What you will do
No picture belongs in the copy. Repeat each line below exactly.

........

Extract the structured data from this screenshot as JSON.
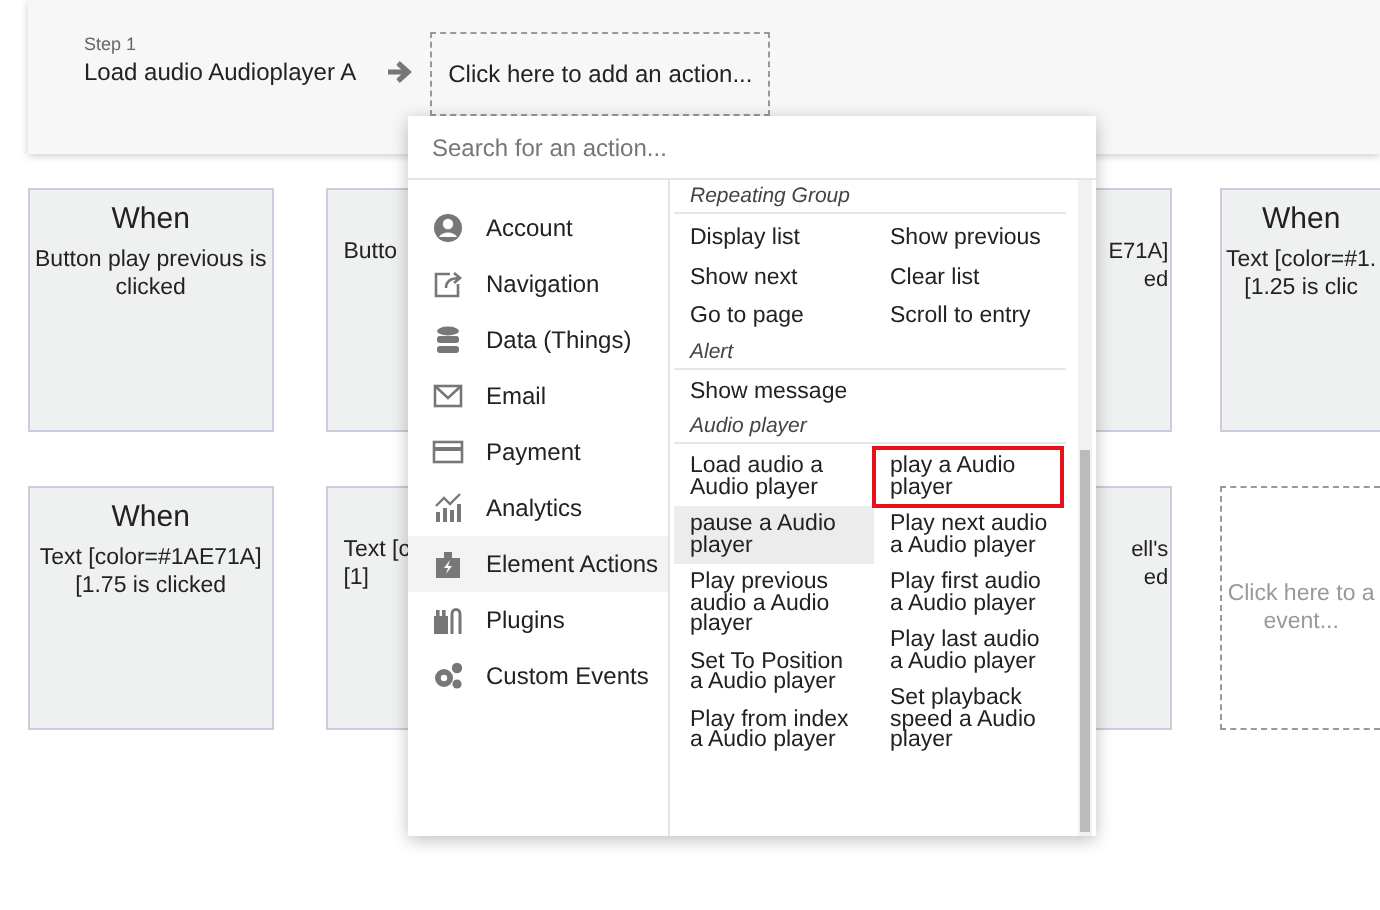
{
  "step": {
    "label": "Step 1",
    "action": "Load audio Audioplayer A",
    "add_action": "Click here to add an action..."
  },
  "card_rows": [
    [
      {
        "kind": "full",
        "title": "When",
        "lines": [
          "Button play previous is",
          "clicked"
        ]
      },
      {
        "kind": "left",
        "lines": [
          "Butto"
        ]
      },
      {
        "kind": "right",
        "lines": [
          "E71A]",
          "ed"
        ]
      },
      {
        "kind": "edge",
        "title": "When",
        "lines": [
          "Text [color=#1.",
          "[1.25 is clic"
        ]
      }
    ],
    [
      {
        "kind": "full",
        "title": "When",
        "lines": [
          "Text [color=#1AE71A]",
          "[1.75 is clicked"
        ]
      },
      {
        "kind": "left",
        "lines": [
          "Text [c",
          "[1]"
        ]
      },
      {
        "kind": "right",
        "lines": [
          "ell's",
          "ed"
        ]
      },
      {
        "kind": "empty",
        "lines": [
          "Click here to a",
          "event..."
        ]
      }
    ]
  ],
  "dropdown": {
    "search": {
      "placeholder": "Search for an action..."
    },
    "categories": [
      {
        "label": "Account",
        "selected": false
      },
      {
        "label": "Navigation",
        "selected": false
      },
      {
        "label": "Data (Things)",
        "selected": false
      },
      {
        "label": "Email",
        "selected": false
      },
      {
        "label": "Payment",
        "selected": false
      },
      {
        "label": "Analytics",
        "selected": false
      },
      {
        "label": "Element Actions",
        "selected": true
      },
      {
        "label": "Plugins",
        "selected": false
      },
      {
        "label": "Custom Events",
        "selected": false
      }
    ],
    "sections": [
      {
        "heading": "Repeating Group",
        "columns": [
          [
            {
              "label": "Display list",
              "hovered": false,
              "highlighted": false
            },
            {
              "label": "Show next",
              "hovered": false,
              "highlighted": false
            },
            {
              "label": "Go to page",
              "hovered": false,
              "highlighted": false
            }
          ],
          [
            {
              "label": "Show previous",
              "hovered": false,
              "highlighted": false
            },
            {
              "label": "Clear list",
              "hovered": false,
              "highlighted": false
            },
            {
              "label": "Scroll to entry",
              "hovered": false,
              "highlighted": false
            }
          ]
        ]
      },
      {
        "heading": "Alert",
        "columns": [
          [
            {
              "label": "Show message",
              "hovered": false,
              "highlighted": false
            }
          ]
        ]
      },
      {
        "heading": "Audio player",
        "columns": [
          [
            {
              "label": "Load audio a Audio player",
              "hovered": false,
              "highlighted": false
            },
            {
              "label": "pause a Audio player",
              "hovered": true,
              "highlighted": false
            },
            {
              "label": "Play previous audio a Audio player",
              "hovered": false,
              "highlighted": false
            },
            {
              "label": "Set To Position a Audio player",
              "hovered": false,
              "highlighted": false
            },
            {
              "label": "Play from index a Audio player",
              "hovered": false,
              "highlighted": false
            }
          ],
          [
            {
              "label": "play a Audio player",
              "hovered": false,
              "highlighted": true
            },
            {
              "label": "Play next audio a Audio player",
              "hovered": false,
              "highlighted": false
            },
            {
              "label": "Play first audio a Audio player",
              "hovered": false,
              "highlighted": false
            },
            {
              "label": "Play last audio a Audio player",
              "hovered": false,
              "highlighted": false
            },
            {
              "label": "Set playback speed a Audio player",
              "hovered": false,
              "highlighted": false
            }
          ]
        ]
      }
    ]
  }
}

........

Exercise result
Extract the structured data from this screenshot as JSON.
{
  "step": {
    "label": "Step 1",
    "action": "Load audio Audioplayer A",
    "add_action": "Click here to add an action..."
  },
  "card_rows": [
    [
      {
        "kind": "full",
        "title": "When",
        "lines": [
          "Button play previous is",
          "clicked"
        ]
      },
      {
        "kind": "left",
        "lines": [
          "Butto"
        ]
      },
      {
        "kind": "right",
        "lines": [
          "E71A]",
          "ed"
        ]
      },
      {
        "kind": "edge",
        "title": "When",
        "lines": [
          "Text [color=#1.",
          "[1.25 is clic"
        ]
      }
    ],
    [
      {
        "kind": "full",
        "title": "When",
        "lines": [
          "Text [color=#1AE71A]",
          "[1.75 is clicked"
        ]
      },
      {
        "kind": "left",
        "lines": [
          "Text [c",
          "[1]"
        ]
      },
      {
        "kind": "right",
        "lines": [
          "ell's",
          "ed"
        ]
      },
      {
        "kind": "empty",
        "lines": [
          "Click here to a",
          "event..."
        ]
      }
    ]
  ],
  "dropdown": {
    "search": {
      "placeholder": "Search for an action..."
    },
    "categories": [
      {
        "label": "Account",
        "selected": false
      },
      {
        "label": "Navigation",
        "selected": false
      },
      {
        "label": "Data (Things)",
        "selected": false
      },
      {
        "label": "Email",
        "selected": false
      },
      {
        "label": "Payment",
        "selected": false
      },
      {
        "label": "Analytics",
        "selected": false
      },
      {
        "label": "Element Actions",
        "selected": true
      },
      {
        "label": "Plugins",
        "selected": false
      },
      {
        "label": "Custom Events",
        "selected": false
      }
    ],
    "sections": [
      {
        "heading": "Repeating Group",
        "columns": [
          [
            {
              "label": "Display list",
              "hovered": false,
              "highlighted": false
            },
            {
              "label": "Show next",
              "hovered": false,
              "highlighted": false
            },
            {
              "label": "Go to page",
              "hovered": false,
              "highlighted": false
            }
          ],
          [
            {
              "label": "Show previous",
              "hovered": false,
              "highlighted": false
            },
            {
              "label": "Clear list",
              "hovered": false,
              "highlighted": false
            },
            {
              "label": "Scroll to entry",
              "hovered": false,
              "highlighted": false
            }
          ]
        ]
      },
      {
        "heading": "Alert",
        "columns": [
          [
            {
              "label": "Show message",
              "hovered": false,
              "highlighted": false
            }
          ]
        ]
      },
      {
        "heading": "Audio player",
        "columns": [
          [
            {
              "label": "Load audio a Audio player",
              "hovered": false,
              "highlighted": false
            },
            {
              "label": "pause a Audio player",
              "hovered": true,
              "highlighted": false
            },
            {
              "label": "Play previous audio a Audio player",
              "hovered": false,
              "highlighted": false
            },
            {
              "label": "Set To Position a Audio player",
              "hovered": false,
              "highlighted": false
            },
            {
              "label": "Play from index a Audio player",
              "hovered": false,
              "highlighted": false
            }
          ],
          [
            {
              "label": "play a Audio player",
              "hovered": false,
              "highlighted": true
            },
            {
              "label": "Play next audio a Audio player",
              "hovered": false,
              "highlighted": false
            },
            {
              "label": "Play first audio a Audio player",
              "hovered": false,
              "highlighted": false
            },
            {
              "label": "Play last audio a Audio player",
              "hovered": false,
              "highlighted": false
            },
            {
              "label": "Set playback speed a Audio player",
              "hovered": false,
              "highlighted": false
            }
          ]
        ]
      }
    ]
  }
}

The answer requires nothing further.